Feb 22, 2008

On Kosovo, Russians, and the Balkan Powderkeg

Serb protesters attacking the U.S. embassy in Belgrade on Thursday; photo courtesy AP

As a historian whose primary field is modern Europe, it should be no surprise that I am closely following the events in the Balkans over the past two weeks. After all, the region of the South Slavs has been the scene of more wars than I can count on two hands in modern history, and the news of Kosovo's declaration of independence did not sit well with nationalist-minded Serbians.

It is also tempting to draw parallels with the First World War, where a certain faction of Serbia nationalists assassinated an unpopular Austrian archduke in an act that ignited over four years of unprecedented bloodshed. Yet I am less concerned with the potential for violence and terrorism among radical Serbs than I am for the further deterioration of the relationship between the United States and Russia.

The Russians and Serbs have a lengthy history of mutual admiration and support that is equal parts political and cultural. The Russians have traditionally viewed the Serbs as part of a larger Slavic ethnicity, and when forced to choose sides, the Russians have stood by their Serbian cousins though countless diplomatic and military conflicts.

I am disappointed that the United States and the European Union did not work more proactively to slow the Kosovar move to independence as a means of easing the transition to statehood. I think that a longer period of Kosovar autonomy - without formal independence - would have defused the predictable Serbian outrage while keeping the Russians on the sidelines. The seemingly unequivocal embrace of Kosovo's independence by the United States also suggests that the State Department is either brazenly reckless or woefully ignorant of the history of the region. Of course, these are the folks whose ham-fisted aria of "freedom and democracy" has been a dismal failure elsewhere, so I suppose that I should not be surprised at the lack of awareness of matters Balkan among members of the Bush administration.

I fully support the right of the Kosovar people to the principle of self-determination, but I also recognize that this process is akin to navigating a minefield. Ethnic Albanians and Serbs have legitimate historical and political claims to the region, while imperial meddling by the Ottomans and poorly-considered provincial carvings by Josip Broz Tito left Kosovo with an unharmonious blend of ethnic and religious strife.

It should also be pointed out that the Russia of 2008 is much healthier than the post-Soviet nation in disarray that could offer only a token protest in the face of a US-led NATO effort during the 1999 Kosovo War. Russia has the world's largest natural gas reserves, the second largest coal reserves, and the eighth largest global oil reserves, and the Russian economy has benefitted from the skyrocketing energy prices. More importantly, the government of Vladimir Putin is a far cry from the bumbling, drunken, kleptocratic chaos that was the Boris Yeltsin administration.

Will the crisis in the Balkans spark a Third World War? Probably not, at least not in the next few years.

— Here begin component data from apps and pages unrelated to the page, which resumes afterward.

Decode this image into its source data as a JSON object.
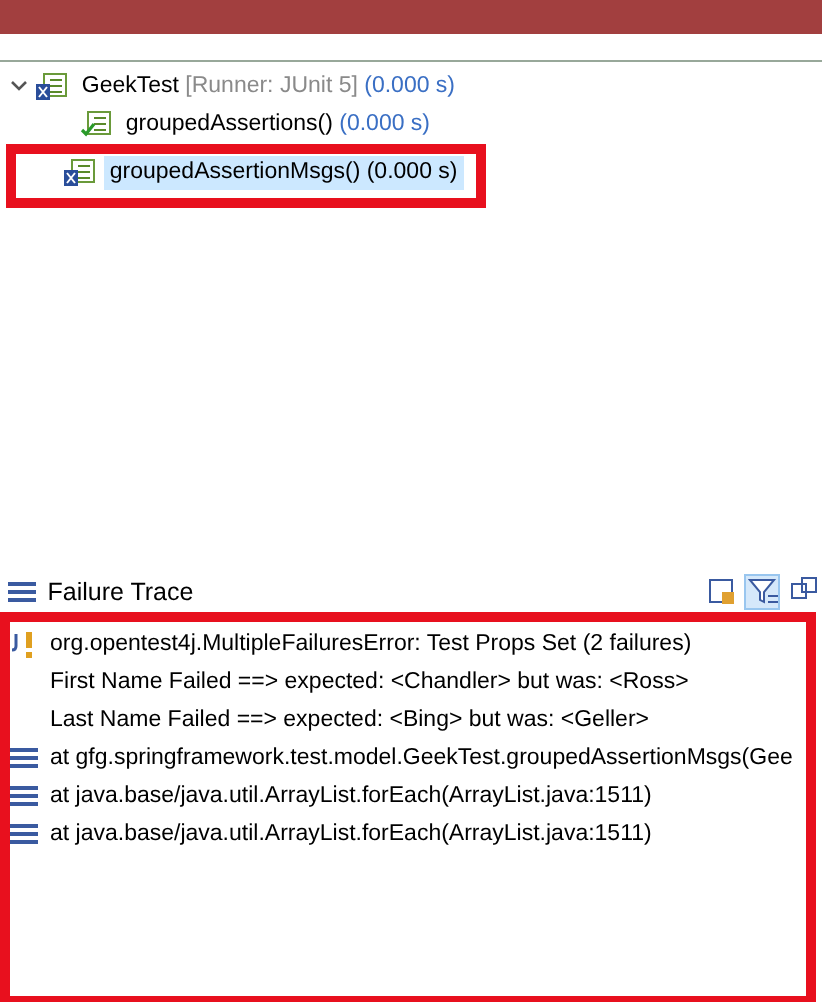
{
  "progress_bar": {
    "level": 1
  },
  "test_tree": [
    {
      "name": "GeekTest",
      "detail": "[Runner: JUnit 5]",
      "time": "(0.000 s)",
      "kind": "error",
      "expanded": true,
      "selected": false,
      "children": [
        {
          "name": "groupedAssertions()",
          "time": "(0.000 s)",
          "kind": "passed",
          "selected": false
        },
        {
          "name": "groupedAssertionMsgs()",
          "time": "(0.000 s)",
          "kind": "error",
          "selected": true,
          "highlighted": true
        }
      ]
    }
  ],
  "failure_trace": {
    "title": "Failure Trace",
    "toolbar": [
      {
        "kind": "compare",
        "selected": false
      },
      {
        "kind": "filter",
        "selected": true
      },
      {
        "kind": "copy",
        "selected": false
      }
    ],
    "highlighted": true,
    "lines": [
      {
        "kind": "error",
        "text": "org.opentest4j.MultipleFailuresError: Test Props Set (2 failures)"
      },
      {
        "kind": "message",
        "text": "First Name Failed ==> expected: <Chandler> but was: <Ross>"
      },
      {
        "kind": "message",
        "text": "Last Name Failed ==> expected: <Bing> but was: <Geller>"
      },
      {
        "kind": "stack",
        "text": "at gfg.springframework.test.model.GeekTest.groupedAssertionMsgs(Gee"
      },
      {
        "kind": "stack",
        "text": "at java.base/java.util.ArrayList.forEach(ArrayList.java:1511)"
      },
      {
        "kind": "stack",
        "text": "at java.base/java.util.ArrayList.forEach(ArrayList.java:1511)"
      }
    ]
  }
}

However, I see the US-Kosovar love fest as a wedge that drives further away the Russians from rapprochement with the West. Moreover, the possibility of a Russian-Iran axis - or even a Russia-China-Iran bloc - becomes a more likely prospect with each bungled American diplomatic move.

And that, kiddies, is a scary scenario.


Nikolić said...

its allways the Serbs fault, right??? thats how the West sees it, Muslims always the victim, Serbs the baddies. but you do not know about the half million Serbs killed in the Holocaust.

historymike said...


1. No, war is not always the fault of the Serbs, and I did not make that claim. Read again: I said that Serbs and Kosovars both have legitimate historical and political claims to the region.

2. Yes, as a matter of fact I DO know about Serb victims of the Holocaust, just as I know about the millions of Jews, Roma, gays, communists, disabled, Russians, Poles, and other groups targeted by the Nazis for extermination. History is what I do, remember?

microdot said...

But how are the Serb Victims of the Holocaust relevant to this?

It is alarming to see this part of the world further fracturing into mini states of isolated groups.

It's this very reason that Spain did not recognize Kosovo, because it would only inspire the Basque Militants.

Here we have the Corsican Liberation Movement that lives on inspite of almost total opposition from the rest of Corsica.

Mad Jack said...

Yes, it's the Serbs fault. Maybe not all the time, but most of the time. In fact, almost all the time whenever there's a problem, you'll find the Serbs mixed up in it and usually at the bottom of it.

microdot said...

I heard a great interview with Tim Judah on BBC World Radio last night.
He is the author of the "The Serbs" and a has a new book out.
He really makes the case for Kosovo's Independance...it is a very complicated birth for a new copuntry as the Northwest section of Kosovo is heavily Serbian and doesn't want to secede.
Yesterday, a Serbian militia tried to invade symbolically...they were armed with sticks, metal pipes and stones. The Kosovar Police and UN Peacekeepers were there to repel the "invasion" which commenced by the Serb militia starting a fire and burning tires.
Fortunately, the wind was blowing in the wrong direction and the thick choking smoke blew back into Serbia and the Militia had to leave.

BBC World Radio is a very interesting source for up to the minute action.